Book Review: Crossing Over / Author: Anna Kendall / Publisher: Gollancz / Release Date: June 24th
In fantasy novels, young boys with mysterious powers are ten-a-penny, it seems. Anna Kendall’s Crossing Over also comes equipped with a teenage boy with an unusual ability; he has a supernatural talent that allows him to journey to the land of the dead. The main protagonist, a rather unfortunate chap called Roger, is a rather miserable creature. Not only is he an orphan left in the care of an abusive family, he’s a massive coward and more than a bit of a fool. Disaster inevitably strikes and our hero runs from misfortune to misfortune, all the while moaning about his plight and regretting his existence.
In a way, Crossing Over is a sort of beginner’s version of a Robin Hobb novel; strange magic powers, a hostile world and a main character who whines constantly, but in a way that keeps the reader’s sympathy. However, unlike Hobb’s work, Kendall has a looser grip on her world, and many of the situations the hero of Crossing Over encounters seem overly contrived and slightly jarring; our hero has no control of the world around him, and is more of a victim of circumstance than the main character in a novel. They are unreliable narrators, and there are damn near treacherous ones. Roger certainly falls into the latter category, and this does lend the book some character.
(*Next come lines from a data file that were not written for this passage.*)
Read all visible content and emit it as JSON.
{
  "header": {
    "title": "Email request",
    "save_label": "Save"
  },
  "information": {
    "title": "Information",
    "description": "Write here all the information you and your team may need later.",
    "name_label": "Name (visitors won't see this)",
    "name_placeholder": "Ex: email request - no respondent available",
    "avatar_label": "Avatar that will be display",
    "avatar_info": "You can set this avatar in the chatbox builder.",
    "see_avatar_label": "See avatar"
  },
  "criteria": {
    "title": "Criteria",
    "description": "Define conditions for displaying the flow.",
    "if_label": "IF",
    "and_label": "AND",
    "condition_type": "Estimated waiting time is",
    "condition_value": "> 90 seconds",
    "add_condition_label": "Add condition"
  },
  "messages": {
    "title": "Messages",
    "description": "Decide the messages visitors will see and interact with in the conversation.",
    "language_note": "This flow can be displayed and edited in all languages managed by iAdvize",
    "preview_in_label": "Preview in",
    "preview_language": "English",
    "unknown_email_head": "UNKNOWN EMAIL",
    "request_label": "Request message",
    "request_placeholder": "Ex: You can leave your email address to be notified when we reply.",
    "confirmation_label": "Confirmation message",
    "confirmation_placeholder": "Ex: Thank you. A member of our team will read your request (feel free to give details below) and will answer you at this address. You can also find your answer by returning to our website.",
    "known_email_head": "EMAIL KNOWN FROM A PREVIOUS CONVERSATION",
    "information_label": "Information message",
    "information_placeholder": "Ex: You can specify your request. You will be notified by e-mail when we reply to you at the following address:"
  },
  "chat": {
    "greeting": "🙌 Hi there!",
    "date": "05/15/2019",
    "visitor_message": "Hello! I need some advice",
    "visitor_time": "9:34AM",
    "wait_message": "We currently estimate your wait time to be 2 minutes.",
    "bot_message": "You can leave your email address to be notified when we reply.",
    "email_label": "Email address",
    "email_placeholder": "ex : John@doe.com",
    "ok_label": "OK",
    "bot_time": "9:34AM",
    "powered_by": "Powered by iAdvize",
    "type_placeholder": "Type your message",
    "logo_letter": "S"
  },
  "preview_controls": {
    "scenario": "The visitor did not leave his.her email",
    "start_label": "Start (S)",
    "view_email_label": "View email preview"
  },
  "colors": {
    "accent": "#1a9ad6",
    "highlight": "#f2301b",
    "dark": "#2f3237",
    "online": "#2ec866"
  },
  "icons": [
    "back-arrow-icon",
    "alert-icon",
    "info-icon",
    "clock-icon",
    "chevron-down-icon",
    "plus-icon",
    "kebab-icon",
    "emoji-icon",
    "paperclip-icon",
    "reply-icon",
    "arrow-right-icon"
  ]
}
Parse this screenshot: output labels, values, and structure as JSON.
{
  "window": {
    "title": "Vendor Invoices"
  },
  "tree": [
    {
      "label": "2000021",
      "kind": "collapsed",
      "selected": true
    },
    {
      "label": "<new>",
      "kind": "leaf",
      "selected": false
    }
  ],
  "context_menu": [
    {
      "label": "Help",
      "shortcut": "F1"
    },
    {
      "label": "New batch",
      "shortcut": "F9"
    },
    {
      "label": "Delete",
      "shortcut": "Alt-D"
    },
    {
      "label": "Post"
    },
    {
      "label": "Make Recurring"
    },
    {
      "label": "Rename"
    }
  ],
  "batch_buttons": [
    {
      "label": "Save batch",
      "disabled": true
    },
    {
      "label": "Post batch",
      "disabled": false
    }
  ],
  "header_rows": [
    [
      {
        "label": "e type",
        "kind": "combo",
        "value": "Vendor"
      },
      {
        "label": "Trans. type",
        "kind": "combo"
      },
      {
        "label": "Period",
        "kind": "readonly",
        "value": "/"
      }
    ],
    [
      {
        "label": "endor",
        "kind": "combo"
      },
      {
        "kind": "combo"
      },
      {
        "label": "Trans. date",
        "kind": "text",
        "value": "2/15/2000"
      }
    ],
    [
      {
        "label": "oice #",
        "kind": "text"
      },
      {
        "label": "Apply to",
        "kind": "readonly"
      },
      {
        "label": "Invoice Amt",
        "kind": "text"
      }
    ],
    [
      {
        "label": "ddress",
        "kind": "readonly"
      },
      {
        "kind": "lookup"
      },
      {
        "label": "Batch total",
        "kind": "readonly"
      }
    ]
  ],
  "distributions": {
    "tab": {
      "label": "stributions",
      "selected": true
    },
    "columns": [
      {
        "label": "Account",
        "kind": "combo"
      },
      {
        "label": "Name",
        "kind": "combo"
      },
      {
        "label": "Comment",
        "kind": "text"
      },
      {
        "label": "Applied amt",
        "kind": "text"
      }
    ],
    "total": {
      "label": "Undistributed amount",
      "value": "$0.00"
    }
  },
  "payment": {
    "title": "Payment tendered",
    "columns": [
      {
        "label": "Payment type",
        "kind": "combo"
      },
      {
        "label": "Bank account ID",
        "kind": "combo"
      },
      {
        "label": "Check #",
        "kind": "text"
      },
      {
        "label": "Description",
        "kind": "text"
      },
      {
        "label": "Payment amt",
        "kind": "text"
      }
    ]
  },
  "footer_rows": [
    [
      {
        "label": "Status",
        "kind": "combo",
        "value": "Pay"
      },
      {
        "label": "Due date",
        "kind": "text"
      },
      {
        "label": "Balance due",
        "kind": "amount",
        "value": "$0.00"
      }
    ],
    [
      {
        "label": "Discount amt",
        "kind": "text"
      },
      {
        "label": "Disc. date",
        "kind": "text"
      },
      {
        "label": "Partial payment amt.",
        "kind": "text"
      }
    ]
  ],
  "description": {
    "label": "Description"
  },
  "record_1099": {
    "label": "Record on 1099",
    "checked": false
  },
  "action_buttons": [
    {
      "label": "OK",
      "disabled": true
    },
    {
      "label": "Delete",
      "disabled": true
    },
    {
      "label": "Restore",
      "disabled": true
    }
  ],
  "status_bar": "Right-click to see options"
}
What saves Crossing Over from mediocrity however, are a number of rather lovely twists. Though not entirely unexpected, they are wonderfully dark and inspired, and keep the reader on their toes all the way to the end. Be warned that this is the first part of a trilogy (like most fantasy novels), and the conclusion is written with this in mind, which is a pity as it could really do with being self-contained and a little bit longer.